WISCH (Working to Improve Sickle Cell Healthcare) is part of NICHQ’s portfolio of projects focused on improving the quality of care for individuals with sickle cell disease (SCD) across the lifespan. These projects include the Sickle Cell Disease Newborn Screening Program and the Sickle Cell Disease Treatment Demonstration Program, both of which are funded through the Health Resources and Services Administration (HRSA).
NICHQ is working with 15 grantee sites to improve systems of detection and care for people living with SCD. Teams made up of healthcare providers, patients, hematologists, nurses and others are using quality improvement techniques to implement:
- Timely acute care management
- Better coordination of care
- Better transition from pediatric to adult care
- Improved screening, counseling, and education for individuals with sickle cell disease and trait
- Enhanced education for providers on treating, assessing and monitoring sickle cell disease
Improving Care for People with Sickle Cell Disease [Video]
This program aims to establish an interdisciplinary approach to treating and preventing complications from sickle cell disease, improve patients’ ability to manage their care, enable a smooth transition from pediatric care to adult care and educate providers on SCD and treatment options.
This program aims to improve follow-up and treatment of those who are detected through newborn screening to have sickle cell disease, sickle cell trait and other hemoglobin disorders.
NICHQ, along with the Sickle Cell Disease Association of America and the Boston Medical Center, serves as the National Coordinating Center for these projects.
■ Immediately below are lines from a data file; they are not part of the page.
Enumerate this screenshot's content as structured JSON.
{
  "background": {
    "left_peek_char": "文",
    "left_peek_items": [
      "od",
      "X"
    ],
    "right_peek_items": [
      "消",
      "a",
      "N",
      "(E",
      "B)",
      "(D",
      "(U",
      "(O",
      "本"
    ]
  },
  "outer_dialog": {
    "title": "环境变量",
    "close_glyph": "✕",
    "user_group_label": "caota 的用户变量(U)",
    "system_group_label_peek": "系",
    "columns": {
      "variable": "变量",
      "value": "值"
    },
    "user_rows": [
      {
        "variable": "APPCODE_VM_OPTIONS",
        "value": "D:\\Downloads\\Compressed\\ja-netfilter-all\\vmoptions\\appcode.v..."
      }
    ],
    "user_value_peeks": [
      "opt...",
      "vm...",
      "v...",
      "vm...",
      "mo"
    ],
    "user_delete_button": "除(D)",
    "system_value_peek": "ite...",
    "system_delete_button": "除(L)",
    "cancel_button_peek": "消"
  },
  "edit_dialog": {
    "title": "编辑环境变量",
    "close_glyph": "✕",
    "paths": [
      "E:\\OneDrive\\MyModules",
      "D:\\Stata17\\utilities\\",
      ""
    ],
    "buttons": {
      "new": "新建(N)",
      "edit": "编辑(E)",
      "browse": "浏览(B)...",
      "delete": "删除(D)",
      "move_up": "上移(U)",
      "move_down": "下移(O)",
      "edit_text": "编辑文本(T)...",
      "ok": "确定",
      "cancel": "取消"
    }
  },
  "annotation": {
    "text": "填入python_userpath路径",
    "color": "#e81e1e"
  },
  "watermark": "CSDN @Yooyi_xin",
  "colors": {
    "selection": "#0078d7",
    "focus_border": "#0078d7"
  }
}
The National Coordinating Center assists the regional grantee network teams in quality improvement methods by coordinating, monitoring, and distributing data and best practices across the teams.
Status and Milestones
Hemoglobinopathy Learning Collaborative (HLC):
The HLC is the primary vehicle used by WISCH to coordinate the sickle cell programs and encourage shared learning across teams. Since November 2011, the HLC has met four times. This includes the first workshop which focused on quality improvement.
Expert panels are convened by NICHQ to determine the improvement and measurement strategies for new projects.
- The expert meeting for the Sickle Cell Disease Treatment Demonstration Program was held April 11-12, 2011. Measures for this program were finalized in March 2012.
- The expert meeting for the Sickle Cell Disease Newborn Screening Program was held September 10, 2012. Measures for this program were finalized in November 2012.
Data and Measurement:
For the first time, grantee teams are using quality of care indicators to monitor their progress in improving care people with SCD throughout the lifespan.
- A client survey data training was held July 19, 2012 on instruments that will collect data on health status, and health services utilization that received approval from the Office of Budget and Management (OMB) in May 2012.
- The Quality Improvement measures for the Sickle Cell Disease Treatment Demonstration Program received approval from OMB in March 2013.
Oversight Steering Committee (OSC):
The OSC provides guidance to the WISCH project. Members include past and current grantees, individuals with sickle cell disease, and national experts in sickle cell disease, primary care, and health science. The OSC meets quarterly and has met five times since September 2011.
- Read an article where faculty of the Johns Hopkins Berman Institute of Bioethics share personal and professional experiences at the 40th Annual Sickle Cell Disease Association convention in Baltimore, and beyond.
- Read a journal article about NICHQ's Hemoglobinopathy Learning Collaborative, published in the Journal of Health Care for the Poor and Underserved. Note: The full text of this article is being shared with the permission of Meharry Medical College and the Journal of Health Care for the Poor and Underserved (JHCPU).
- Read a story about how the Tennessee WISCH team is working to provide accessible and affordable care to adult sickle patients who have stopped seeking primary care support because they do not have insurance.
- Read a story about how providers at the Boston Medical Center have slashed in half the time it takes to deliver pain medications to sickle cell patients in their pediatric emergency department.
- Read a policy brief about the Sickle Cell Treatment Act of 2003.
- Watch a webinar where Dr. Lanetta Jordan, a WISCH faculty member and Chief Medical Officer of the Sickle Cell Disease Association of America, Inc., provides an overview of the provisions and opportunities for advocacy in the Sickle Cell Treatment Act of 2003.